The original aqueduct pictured was built by John Rennie between 1797 and 1801. The stone used came from a nearby quarry but was of very poor quality and the structure soon began to deteriorate, a noticeable 'sag' appearing in the middle arch. Repairs were made using stone from a different quarry and lasted until around 20 years ago when a major programme of restoration work was carried out by the Kennet and Avon Canal Trust. Prior to that work the aqueduct was relined with a long concrete 'cradle' to put an end to leaks from the canal bed when this section of the K&A was restored to use in the early 1980s. Avoncliff aqueduct is a magnificent structure, often overlooked in favour of its near neighbour Dundas Aqueduct just two and a half miles futher on towards Bath.
The railway passes through the canal embankment at the north end of Avoncliff aqueduct by way of a separate brick-built twin arch aqueduct. This replaced an earlier wooden underbridge in 1885 when the line was doubled between Bradford on Avon and Bathampton Junction (see photos already on the site in the Bristol to Bradford on Avon section).

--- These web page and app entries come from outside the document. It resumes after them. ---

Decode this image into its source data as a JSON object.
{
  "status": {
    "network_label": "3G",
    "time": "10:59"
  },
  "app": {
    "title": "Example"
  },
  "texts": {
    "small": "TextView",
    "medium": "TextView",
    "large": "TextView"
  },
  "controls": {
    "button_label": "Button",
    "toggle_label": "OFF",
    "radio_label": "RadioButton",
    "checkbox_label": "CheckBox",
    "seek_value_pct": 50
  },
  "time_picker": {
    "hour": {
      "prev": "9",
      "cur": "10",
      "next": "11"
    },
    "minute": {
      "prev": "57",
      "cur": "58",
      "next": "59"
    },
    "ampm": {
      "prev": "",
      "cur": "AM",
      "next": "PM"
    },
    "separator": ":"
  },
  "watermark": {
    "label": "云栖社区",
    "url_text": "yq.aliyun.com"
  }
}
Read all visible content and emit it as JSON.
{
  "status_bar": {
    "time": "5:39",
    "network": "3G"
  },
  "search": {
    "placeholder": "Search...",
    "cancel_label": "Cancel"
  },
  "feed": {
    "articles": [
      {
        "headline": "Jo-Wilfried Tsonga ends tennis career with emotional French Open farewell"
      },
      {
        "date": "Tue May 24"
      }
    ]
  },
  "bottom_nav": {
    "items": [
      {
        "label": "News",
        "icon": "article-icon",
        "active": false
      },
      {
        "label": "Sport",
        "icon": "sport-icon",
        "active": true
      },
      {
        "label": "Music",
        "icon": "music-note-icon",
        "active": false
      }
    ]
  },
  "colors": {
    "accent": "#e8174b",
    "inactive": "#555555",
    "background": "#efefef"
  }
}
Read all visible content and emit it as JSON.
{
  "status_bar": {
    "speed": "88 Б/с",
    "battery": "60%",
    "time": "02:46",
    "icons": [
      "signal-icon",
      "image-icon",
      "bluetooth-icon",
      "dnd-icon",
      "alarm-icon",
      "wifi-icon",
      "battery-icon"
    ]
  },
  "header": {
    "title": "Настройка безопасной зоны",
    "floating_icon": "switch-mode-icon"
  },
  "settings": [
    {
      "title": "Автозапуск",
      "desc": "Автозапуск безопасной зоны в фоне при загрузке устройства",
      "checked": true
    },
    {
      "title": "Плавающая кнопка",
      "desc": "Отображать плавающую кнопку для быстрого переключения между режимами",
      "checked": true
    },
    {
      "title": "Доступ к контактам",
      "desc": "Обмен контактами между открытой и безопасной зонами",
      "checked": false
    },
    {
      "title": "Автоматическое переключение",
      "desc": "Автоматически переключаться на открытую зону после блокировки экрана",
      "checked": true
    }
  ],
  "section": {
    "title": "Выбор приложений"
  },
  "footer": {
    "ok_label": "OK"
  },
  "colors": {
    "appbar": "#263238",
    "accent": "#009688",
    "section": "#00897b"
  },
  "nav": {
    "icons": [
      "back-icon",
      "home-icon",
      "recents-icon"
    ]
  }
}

Kind regards, Paul.
P.S. I am advised that Cornish for passengers is 'trethyas'.